To start, the first person in each line forms a shape or pose with his arms and everyone in line holds the same position as they start to jog. When you call out "Shape Shift" the second person in each line forms a new arm pose and all other team members copy it. To do this, the first person in line will need to turn around and will be jogging backward for the rest of the game. Repeat these actions until the entire team is turned backward. This is a fun, non-competitive game.
Flag team is an individualized version of Capture the Flag. Give each student a designated spot in the gym with a hula hoop on the floor and a flag in the middle of the hoop. The goal is for each person to protect their flag but also steal at least one other flag. If your flag is stolen, you choose another person who still has their flag to join. You cannot steal any more flags once you are out, but you can help the other person defend theirs.
The rules are simple in terms of offense and defense. You cannot stand inside your hoop or anyone else's. To stop someone from stealing your flag, you must tag them on the back only. If you get tagged on the back by any player at any point in the game, you are out.
Get Your Game On

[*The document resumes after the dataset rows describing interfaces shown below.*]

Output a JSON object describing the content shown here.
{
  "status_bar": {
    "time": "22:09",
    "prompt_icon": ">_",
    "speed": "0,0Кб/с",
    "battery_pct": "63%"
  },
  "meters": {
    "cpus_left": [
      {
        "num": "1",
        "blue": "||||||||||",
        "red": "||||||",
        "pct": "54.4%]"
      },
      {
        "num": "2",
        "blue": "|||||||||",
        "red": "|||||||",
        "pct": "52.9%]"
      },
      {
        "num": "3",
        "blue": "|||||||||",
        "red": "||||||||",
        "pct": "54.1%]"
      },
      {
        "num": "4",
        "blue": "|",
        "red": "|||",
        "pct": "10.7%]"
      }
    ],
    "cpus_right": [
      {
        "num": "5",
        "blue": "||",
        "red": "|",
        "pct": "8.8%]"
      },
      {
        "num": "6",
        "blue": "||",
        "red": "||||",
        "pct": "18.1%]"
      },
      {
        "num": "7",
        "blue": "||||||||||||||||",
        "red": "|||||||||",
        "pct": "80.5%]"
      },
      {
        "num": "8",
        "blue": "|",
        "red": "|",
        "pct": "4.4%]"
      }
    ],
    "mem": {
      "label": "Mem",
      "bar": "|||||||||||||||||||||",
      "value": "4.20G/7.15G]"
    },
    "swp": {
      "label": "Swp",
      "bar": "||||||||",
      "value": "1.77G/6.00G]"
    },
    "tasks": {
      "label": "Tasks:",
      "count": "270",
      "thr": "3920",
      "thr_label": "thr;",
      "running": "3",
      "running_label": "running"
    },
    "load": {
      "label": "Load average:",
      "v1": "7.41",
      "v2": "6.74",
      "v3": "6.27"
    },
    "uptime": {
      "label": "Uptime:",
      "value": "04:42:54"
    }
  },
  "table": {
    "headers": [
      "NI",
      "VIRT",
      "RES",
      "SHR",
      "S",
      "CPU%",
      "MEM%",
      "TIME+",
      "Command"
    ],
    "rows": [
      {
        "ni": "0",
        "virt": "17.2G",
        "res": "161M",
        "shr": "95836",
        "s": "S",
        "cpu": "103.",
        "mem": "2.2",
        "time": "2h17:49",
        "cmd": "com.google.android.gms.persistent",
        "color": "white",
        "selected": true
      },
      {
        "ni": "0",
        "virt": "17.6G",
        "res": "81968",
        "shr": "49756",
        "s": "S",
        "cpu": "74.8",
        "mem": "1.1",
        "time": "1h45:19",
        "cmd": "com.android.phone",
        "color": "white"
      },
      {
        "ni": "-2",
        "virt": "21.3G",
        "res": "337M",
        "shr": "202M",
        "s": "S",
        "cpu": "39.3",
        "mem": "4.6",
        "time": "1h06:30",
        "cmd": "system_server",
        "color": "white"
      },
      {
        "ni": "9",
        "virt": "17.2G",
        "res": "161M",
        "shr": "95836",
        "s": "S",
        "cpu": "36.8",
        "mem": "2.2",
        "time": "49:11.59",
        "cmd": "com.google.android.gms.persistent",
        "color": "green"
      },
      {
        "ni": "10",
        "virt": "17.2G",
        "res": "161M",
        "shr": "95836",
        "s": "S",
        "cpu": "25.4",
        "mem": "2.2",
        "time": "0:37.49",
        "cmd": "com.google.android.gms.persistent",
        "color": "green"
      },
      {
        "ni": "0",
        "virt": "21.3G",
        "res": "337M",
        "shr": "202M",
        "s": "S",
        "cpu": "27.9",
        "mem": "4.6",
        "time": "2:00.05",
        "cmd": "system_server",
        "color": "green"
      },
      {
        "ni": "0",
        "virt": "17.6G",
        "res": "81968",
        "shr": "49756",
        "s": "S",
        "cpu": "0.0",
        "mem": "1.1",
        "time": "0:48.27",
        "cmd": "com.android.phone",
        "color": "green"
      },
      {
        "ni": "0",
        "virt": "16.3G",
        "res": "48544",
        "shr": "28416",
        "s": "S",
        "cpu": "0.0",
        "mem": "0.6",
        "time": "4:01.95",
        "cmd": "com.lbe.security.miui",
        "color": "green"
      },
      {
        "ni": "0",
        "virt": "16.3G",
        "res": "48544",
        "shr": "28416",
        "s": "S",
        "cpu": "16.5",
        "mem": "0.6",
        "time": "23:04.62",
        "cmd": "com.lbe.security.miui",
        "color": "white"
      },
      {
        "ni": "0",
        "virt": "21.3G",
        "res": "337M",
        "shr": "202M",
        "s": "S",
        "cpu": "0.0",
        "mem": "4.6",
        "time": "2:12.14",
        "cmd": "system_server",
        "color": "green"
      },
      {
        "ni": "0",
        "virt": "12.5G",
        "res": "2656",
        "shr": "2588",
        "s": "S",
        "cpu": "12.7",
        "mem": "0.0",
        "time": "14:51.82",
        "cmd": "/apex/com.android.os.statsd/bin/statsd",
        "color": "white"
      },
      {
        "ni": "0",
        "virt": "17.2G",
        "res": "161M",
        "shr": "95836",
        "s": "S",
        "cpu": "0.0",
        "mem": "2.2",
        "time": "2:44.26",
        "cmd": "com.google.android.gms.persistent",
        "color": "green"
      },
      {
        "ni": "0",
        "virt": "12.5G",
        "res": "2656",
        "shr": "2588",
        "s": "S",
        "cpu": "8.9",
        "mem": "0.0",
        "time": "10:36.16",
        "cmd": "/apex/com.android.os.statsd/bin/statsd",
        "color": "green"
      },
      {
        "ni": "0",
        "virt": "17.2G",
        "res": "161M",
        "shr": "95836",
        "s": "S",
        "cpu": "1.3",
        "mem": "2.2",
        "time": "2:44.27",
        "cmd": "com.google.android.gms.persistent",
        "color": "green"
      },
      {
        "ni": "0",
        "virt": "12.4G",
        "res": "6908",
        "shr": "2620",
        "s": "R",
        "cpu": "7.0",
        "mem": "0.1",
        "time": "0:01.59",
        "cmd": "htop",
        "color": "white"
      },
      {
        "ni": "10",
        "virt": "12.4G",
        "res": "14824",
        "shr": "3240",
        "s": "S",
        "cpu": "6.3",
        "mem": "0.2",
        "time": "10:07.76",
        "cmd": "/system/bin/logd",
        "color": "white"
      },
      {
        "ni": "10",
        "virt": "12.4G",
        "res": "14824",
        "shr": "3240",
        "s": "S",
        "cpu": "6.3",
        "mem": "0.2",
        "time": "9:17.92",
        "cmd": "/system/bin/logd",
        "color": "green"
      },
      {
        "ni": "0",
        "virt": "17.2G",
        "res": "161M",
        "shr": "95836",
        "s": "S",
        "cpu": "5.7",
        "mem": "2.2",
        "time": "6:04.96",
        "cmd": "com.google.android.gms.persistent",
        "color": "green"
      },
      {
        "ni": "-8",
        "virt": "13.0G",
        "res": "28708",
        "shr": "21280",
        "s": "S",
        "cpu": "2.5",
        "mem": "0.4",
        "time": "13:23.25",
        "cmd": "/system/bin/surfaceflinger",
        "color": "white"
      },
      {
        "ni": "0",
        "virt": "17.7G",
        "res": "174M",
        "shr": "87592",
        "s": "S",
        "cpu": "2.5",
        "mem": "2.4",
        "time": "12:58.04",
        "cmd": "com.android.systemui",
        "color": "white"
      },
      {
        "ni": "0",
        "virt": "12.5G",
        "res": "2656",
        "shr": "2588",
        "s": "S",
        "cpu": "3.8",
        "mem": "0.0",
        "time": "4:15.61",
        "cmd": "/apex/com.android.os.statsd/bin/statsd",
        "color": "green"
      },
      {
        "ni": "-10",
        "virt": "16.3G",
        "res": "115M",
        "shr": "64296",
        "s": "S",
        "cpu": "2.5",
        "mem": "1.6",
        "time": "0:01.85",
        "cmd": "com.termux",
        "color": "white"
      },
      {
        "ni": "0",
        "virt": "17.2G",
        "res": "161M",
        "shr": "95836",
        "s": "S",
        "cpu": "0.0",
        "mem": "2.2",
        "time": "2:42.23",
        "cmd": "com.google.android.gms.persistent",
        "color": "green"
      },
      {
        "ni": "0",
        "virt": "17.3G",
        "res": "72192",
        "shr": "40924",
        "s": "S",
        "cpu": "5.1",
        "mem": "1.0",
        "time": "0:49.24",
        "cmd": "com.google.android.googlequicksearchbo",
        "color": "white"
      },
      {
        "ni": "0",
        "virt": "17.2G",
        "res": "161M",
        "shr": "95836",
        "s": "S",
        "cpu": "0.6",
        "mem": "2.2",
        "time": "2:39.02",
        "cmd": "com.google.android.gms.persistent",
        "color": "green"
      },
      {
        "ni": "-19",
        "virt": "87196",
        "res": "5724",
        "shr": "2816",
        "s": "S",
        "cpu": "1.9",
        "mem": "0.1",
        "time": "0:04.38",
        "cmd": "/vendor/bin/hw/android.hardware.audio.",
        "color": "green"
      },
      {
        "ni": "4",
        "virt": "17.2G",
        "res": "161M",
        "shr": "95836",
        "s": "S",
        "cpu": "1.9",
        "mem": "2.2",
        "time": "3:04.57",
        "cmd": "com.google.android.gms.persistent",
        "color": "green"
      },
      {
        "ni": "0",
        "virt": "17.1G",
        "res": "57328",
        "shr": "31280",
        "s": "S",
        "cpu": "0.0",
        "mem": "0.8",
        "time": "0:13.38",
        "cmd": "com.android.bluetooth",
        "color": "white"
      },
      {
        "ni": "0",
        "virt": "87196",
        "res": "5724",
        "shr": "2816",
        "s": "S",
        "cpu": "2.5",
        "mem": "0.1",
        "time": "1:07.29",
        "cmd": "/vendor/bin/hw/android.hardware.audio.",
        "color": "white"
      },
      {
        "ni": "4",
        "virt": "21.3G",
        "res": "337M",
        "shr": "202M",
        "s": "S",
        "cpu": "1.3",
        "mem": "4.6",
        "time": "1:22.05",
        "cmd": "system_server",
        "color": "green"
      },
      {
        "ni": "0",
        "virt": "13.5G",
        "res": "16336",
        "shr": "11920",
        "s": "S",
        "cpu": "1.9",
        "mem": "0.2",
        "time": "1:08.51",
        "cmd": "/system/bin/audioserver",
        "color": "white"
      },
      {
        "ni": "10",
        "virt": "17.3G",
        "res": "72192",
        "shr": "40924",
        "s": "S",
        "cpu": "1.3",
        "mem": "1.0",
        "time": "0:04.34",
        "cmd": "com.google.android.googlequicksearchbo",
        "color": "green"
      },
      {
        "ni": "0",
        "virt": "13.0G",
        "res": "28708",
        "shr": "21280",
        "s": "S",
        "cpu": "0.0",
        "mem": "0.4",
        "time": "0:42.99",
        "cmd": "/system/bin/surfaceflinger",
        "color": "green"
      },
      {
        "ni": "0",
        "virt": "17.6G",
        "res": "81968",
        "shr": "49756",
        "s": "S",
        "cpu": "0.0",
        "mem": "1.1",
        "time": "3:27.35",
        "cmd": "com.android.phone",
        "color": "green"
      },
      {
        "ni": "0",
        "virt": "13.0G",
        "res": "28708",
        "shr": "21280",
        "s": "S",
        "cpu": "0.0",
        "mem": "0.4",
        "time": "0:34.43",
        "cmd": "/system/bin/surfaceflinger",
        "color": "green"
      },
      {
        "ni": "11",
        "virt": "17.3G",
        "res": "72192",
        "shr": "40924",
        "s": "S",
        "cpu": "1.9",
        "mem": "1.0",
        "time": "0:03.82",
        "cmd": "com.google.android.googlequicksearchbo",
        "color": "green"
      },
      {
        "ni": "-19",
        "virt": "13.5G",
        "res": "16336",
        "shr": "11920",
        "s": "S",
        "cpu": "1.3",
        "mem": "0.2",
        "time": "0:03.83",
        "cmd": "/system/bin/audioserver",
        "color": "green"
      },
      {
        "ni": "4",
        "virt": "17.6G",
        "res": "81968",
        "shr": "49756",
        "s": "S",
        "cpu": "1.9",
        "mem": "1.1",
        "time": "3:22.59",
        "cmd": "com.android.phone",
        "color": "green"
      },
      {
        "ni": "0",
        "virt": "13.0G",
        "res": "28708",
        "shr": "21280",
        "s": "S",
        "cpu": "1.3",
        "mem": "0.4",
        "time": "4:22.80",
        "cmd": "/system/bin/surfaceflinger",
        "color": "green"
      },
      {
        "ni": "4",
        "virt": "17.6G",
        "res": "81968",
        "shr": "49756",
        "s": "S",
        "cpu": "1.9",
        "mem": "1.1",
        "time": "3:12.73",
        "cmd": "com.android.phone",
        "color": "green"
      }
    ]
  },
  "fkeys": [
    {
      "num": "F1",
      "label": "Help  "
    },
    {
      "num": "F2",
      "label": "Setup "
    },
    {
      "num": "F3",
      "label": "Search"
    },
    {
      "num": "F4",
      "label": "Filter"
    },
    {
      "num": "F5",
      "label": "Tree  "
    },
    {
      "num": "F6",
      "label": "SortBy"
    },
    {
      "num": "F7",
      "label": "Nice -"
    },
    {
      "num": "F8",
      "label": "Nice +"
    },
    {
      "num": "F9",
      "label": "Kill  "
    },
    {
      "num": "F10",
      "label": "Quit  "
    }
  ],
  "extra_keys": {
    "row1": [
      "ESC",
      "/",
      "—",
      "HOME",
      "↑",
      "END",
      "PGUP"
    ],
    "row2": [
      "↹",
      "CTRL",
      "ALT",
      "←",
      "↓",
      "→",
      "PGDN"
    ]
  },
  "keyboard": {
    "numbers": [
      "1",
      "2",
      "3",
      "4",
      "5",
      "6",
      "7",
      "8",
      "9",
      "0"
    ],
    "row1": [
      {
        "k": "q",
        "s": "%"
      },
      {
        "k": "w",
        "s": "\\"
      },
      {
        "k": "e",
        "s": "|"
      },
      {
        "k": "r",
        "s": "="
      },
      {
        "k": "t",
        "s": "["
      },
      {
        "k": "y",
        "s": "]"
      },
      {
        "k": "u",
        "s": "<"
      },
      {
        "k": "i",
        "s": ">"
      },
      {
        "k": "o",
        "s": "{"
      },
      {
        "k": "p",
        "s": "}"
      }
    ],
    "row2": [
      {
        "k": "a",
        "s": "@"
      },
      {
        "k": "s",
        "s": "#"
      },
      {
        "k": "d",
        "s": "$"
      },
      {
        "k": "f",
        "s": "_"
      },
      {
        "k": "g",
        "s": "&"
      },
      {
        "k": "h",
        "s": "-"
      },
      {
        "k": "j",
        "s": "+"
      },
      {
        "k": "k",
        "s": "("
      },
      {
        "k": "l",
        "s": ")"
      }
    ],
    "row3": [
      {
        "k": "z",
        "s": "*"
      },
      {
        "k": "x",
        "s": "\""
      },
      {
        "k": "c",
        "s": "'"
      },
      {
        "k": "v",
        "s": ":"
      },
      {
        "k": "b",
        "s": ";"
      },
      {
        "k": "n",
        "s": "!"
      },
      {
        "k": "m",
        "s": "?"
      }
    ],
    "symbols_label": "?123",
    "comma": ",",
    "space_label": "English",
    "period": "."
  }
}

Everyone has a different definition of fun. It's awesome to create a physical education class inclusive of every kid when you choose a wide variety of games. The only true way to know if teens will like a game is to try it out, so introduce some new games and see which ones become favorites with your group.